September 2, 2006

Japan awaits birth of possible imperial male heir

By Linda Sieg

TOKYO (Reuters) - Conservatives keen to keep women from
ascending the Chrysanthemum Throne are hoping this week will
bring the answer to their prayers: the birth of Japan's first
imperial male heir in more than four decades.

Princess Kiko, the 39-year-old wife of Emperor Akihito's
second son, is scheduled to give birth by a Caesarean operation
on Wednesday following pregnancy complications.

The birth of a boy would almost certainly derail debate on
revising Japan's males-only imperial succession law to let
women take the throne.

"Before Kiko's pregnancy there was momentum toward change,
but if a boy is born, enthusiasm will diminish," said Miiko
Kodama, a professor at Musashi University in Tokyo.

Japanese tabloid media, never reluctant to probe celebrity
secrets, have already decided that the royal baby is a boy.

In an article titled "Countdown to Princess Kiko's
Childbirth," the weekly Shukan Bunshun wrote last week that
Kiko's husband, Prince Akishino, had told a friend their third
child would be a boy.

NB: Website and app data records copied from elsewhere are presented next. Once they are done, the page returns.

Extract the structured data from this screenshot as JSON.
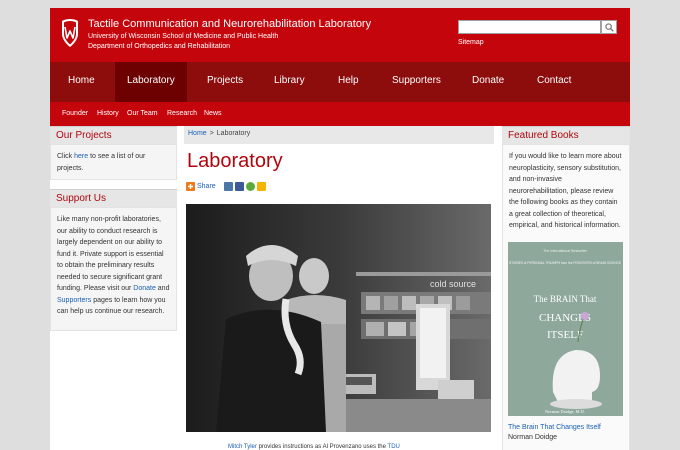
{
  "header": {
    "title": "Tactile Communication and Neurorehabilitation Laboratory",
    "subtitle1": "University of Wisconsin School of Medicine and Public Health",
    "subtitle2": "Department of Orthopedics and Rehabilitation",
    "search_value": "",
    "sitemap": "Sitemap"
  },
  "nav": {
    "items": [
      {
        "label": "Home"
      },
      {
        "label": "Laboratory"
      },
      {
        "label": "Projects"
      },
      {
        "label": "Library"
      },
      {
        "label": "Help"
      },
      {
        "label": "Supporters"
      },
      {
        "label": "Donate"
      },
      {
        "label": "Contact"
      }
    ],
    "active": "Laboratory"
  },
  "subnav": {
    "items": [
      {
        "label": "Founder"
      },
      {
        "label": "History"
      },
      {
        "label": "Our Team"
      },
      {
        "label": "Research"
      },
      {
        "label": "News"
      }
    ]
  },
  "left": {
    "projects": {
      "heading": "Our Projects",
      "text_before": "Click ",
      "link": "here",
      "text_after": " to see a list of our projects."
    },
    "support": {
      "heading": "Support Us",
      "text1": "Like many non-profit laboratories, our ability to conduct research is largely dependent on our ability to fund it. Private support is essential to obtain the preliminary results needed to secure significant grant funding. Please visit our ",
      "link1": "Donate",
      "text2": " and ",
      "link2": "Supporters",
      "text3": " pages to learn how you can help us continue our research."
    }
  },
  "main": {
    "breadcrumb": {
      "home": "Home",
      "separator": ">",
      "current": "Laboratory"
    },
    "title": "Laboratory",
    "share_label": "Share",
    "photo_lettering": "cold source",
    "caption_link1": "Mitch Tyler",
    "caption_text": " provides instructions as Al Provenzano uses the ",
    "caption_link2": "TDU"
  },
  "right": {
    "heading": "Featured Books",
    "intro": "If you would like to learn more about neuroplasticity, sensory substitution, and non-invasive neurorehabilitation, please review the following books as they contain a great collection of theoretical, empirical, and historical information.",
    "book": {
      "cover_top": "The International Bestseller",
      "cover_tagline": "STORIES of PERSONAL TRIUMPH from the FRONTIERS of BRAIN SCIENCE",
      "cover_title_1": "The BRAIN That",
      "cover_title_2": "CHANGES",
      "cover_title_3": "ITSELF",
      "cover_author": "Norman Doidge, M.D.",
      "title": "The Brain That Changes Itself",
      "author": "Norman Doidge"
    }
  },
  "colors": {
    "header_red": "#c5050c",
    "nav_dark": "#8d0c0c",
    "heading_red": "#b0050c",
    "link_blue": "#1a5fb4"
  }
}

But the magazine added nothing was

The Imperial Household Agency has declined to comment on
baby's gender, saying Kiko and Akishino, 41, who have two
daughters aged 14 and 11, did not want to be told ahead of

No boys have been born into Japan's imperial family since
Akishino in 1965, and Prime Minister Junichiro Koizumi had
planned to enact legislation to give women equal rights to
inherit the throne to avert a succession crisis.

The change would have put 4-year-old Princess Aiko, the
only child of Crown Prince Naruhito, 46, and Crown Princess
Masako, 42, next in line to the throne after Naruhito.

Kiko's pregnancy prompted the government to shelve the
plan, which was opposed by conservatives eager to maintain a
males-only tradition they say stretches back more than 2,000

Among those is Chief Cabinet Secretary Shinzo Abe, widely
tipped to succeed Koizumi later this month.


Public opinion polls conducted shortly after Kiko's
pregnancy was announced in February showed a majority of
Japanese favored letting women ascend the throne, but that
slightly more than half were opposed to a quick revision of the
succession law.

Some say they hope the royal baby will be a girl to give
fresh momentum to reform. "I want a woman to take the throne,
so it would be nice if it's a girl," said Shimpei Kodama, a
young male employee at an insurance company.

Others like Tamio Honda, a 44-year-old IT company
executive, prefer a boy. "I think it would make the Japanese
people happy," Honda said.

Under existing law, a son born to Kiko would be third in
line to the throne after Naruhito and Akishino.

Some sympathizers of Masako, a Harvard-educated former
diplomat who has been suffering from a mental illness caused by
the stress of adapting to rigid royal life -- including
pressure to bear a male heir -- think she'd be happier if a boy
is born.

"I think a boy would be better," said Machiko Kodaira, 58,
who was baby sitting two children at a Tokyo playground. "I
think that would take the burden off Masako," said Kodaira,
adding she nonetheless favored changing the law to let women

Experts on the monarchy agree reform would still be needed
eventually even if a boy is born, since ensuring future male
heirs is difficult without a royal concubine system.

The practice of royal concubines was ended by Emperor
Akihito's father, Hirohito.

Traditionalists hope Abe's election as prime minister will
open the way for the sort of revisions they favor, such as
reviving princely houses abolished after World War Two to
expand the pool of possible male heirs.

"There is no need to rush to revise the law, but this will
still be an issue for the new government," said conservative
commentator Hideaki Kase.

Japan has had eight reigning empresses, the last in the
18th century, but conservatives stress they were stop-gap
rulers who did not pass on the throne to children who were not
descended from the imperial patrilineal line.

(Additional reporting by Chikako Endo)